There are many reasons why we travel. Relaxation. Exploration. The opportunity to see the world through the eyes of others.  But regardless of the reason, a trip elsewhere always changes us, and it is that fresh perspective that keeps us chasing new opportunities to wander and grow.

In Australia, the indigenous Aboriginal people would go on Walkabout- a solo journey across the Outback-to invigorate the mind and spirit. The Aboriginal people believe that the world is continuously shaped by actions- compassion and clashes alike visually altering the landscape around us.  Walkabouts would trace these landmarks left by their ancestors, following paths called “songlines.”

Uluru, the most sacred of these spots, stands tall and glowing red in the middle of the expansive desert lines. For centuries it has been a Dreamtime destination for those looking to learn the lessons of the past, better understand the present, and see into the future.

Longitude 131° sits at this gateway, with a dozen canopied tents each gazing uninterruptedly towards Uluru.  More than a place to stay, the luxury accommodation offers a unique all-inclusive and immersive experience built into the local history, culture, and landscape.

Guests are welcomed to Dune House, a central meeting place complete with a locally-sourced restaurant and wine cellar, a library offering a quiet place to delve deeper into your surroundings, and a pool and patio overlooking the sandstone monolith that explorer William Christie Goss famously declared “appears more wonderful every time I look at it.”

Set out before sunrise to capture Uluru in it’s most majestic light.  Longitude 131° offers trips to Mutitjulu waterhole, the long-time life source to all visitors the Uluru as well as the site of centuries of cave drawings telling tales from the Dreamtime. Alternatively you can set out to nearby Kata Tjuta, a cluster of domed mountains steeped in local mythology.

You’ll return from either trip to a full spread of local-fare, and an opportunity to head to nearby Mulgara Gallery, where you can browse hand-crafted glassware, pottery, textiles, metal and leather work, historic and contemporary Aboriginal dot paintings, and jewelry set with iridescent opals, the national gemstone of Australia.

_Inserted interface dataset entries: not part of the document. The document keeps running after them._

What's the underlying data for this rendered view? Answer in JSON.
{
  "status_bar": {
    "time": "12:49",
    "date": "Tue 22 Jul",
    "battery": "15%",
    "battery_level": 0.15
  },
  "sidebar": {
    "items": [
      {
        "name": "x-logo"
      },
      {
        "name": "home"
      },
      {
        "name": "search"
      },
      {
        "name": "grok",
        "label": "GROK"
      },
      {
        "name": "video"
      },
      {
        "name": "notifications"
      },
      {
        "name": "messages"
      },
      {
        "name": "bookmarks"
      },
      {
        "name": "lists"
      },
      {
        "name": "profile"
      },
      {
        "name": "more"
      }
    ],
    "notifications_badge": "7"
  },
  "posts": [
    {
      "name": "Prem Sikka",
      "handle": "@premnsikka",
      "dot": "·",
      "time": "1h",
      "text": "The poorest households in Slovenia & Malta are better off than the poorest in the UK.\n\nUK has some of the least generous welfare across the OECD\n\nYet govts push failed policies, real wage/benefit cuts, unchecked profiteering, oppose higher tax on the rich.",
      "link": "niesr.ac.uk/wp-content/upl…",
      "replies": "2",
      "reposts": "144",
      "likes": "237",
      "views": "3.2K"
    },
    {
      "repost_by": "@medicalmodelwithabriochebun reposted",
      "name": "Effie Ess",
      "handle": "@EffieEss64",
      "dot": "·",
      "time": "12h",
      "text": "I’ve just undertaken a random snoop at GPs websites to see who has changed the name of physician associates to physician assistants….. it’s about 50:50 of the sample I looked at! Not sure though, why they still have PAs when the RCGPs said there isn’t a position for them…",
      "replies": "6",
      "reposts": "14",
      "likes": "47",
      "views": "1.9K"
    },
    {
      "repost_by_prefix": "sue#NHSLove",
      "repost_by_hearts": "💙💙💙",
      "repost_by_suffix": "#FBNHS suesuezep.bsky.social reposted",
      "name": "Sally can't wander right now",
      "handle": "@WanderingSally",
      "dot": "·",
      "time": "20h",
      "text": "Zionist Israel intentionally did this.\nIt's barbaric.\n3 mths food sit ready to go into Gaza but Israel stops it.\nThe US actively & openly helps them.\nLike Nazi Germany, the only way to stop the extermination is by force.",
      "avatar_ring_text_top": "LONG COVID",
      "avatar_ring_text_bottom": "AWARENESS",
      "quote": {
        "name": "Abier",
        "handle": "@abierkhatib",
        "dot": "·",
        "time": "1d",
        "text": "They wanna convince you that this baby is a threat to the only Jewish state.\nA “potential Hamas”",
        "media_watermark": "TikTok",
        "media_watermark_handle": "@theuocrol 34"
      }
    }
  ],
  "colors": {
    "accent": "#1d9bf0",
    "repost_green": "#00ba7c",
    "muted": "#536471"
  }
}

At sunset join the group for a walk into Kantju Gorge, a base walk around Uluru, enjoying the last of the day’s glowing light complete with champagne and canapés.  Return to dine outdoors under the nighttime Southern sky at Table 131°, enjoying a four course meal and local dance performers.  Not ready to settle in to the silent sleep of the desert yet? Join Longitude’s in-house astronomer to trace the constellations above and hear the Aboriginal stories behind the stars.

If you’re looking for a trip as good for your soul as it is inspiring to your senses, you won’t be disappointed.

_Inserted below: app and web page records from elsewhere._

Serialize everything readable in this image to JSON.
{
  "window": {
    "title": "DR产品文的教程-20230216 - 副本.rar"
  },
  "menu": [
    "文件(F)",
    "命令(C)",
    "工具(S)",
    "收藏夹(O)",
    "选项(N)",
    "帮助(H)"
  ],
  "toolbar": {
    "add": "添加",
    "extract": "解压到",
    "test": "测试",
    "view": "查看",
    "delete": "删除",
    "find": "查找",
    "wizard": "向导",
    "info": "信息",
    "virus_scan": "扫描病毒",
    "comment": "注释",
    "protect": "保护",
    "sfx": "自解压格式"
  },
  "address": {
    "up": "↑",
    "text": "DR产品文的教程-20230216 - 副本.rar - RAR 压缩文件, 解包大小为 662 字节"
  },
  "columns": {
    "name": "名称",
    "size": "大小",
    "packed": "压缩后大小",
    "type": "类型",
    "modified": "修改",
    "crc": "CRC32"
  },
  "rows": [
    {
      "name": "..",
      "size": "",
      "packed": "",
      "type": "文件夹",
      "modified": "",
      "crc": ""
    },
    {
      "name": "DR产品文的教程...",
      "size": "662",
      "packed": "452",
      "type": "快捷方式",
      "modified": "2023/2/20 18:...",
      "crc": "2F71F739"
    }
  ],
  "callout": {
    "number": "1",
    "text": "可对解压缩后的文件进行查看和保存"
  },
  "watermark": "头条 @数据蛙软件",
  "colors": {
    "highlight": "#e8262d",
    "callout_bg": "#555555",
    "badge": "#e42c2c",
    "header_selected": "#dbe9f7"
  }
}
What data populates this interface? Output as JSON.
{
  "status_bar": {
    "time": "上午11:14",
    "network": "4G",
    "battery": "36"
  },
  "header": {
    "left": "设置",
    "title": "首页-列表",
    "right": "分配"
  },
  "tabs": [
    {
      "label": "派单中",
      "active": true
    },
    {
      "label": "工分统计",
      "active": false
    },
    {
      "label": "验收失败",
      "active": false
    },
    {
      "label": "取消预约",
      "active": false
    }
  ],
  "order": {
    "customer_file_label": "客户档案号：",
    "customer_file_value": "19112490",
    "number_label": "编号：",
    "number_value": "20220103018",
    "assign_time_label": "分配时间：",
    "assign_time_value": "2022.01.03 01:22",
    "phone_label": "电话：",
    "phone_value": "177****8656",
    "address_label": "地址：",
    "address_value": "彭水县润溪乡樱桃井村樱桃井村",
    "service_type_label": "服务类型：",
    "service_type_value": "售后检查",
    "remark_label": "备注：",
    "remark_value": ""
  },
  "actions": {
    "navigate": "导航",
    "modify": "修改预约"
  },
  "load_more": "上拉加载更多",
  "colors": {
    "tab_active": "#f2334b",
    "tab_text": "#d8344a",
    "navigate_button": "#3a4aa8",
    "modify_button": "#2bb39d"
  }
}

Sarah Bertness is a Brooklyn-based freelance writer covering the arts, music, fashion and culture. She has a love for all things avant-garde, late night rock and roll, wanderlust, and a good dose of fringe and gold sequins. You can follow her musings on Twitter and Instagram @sarahbertness.

You must be logged in to post a comment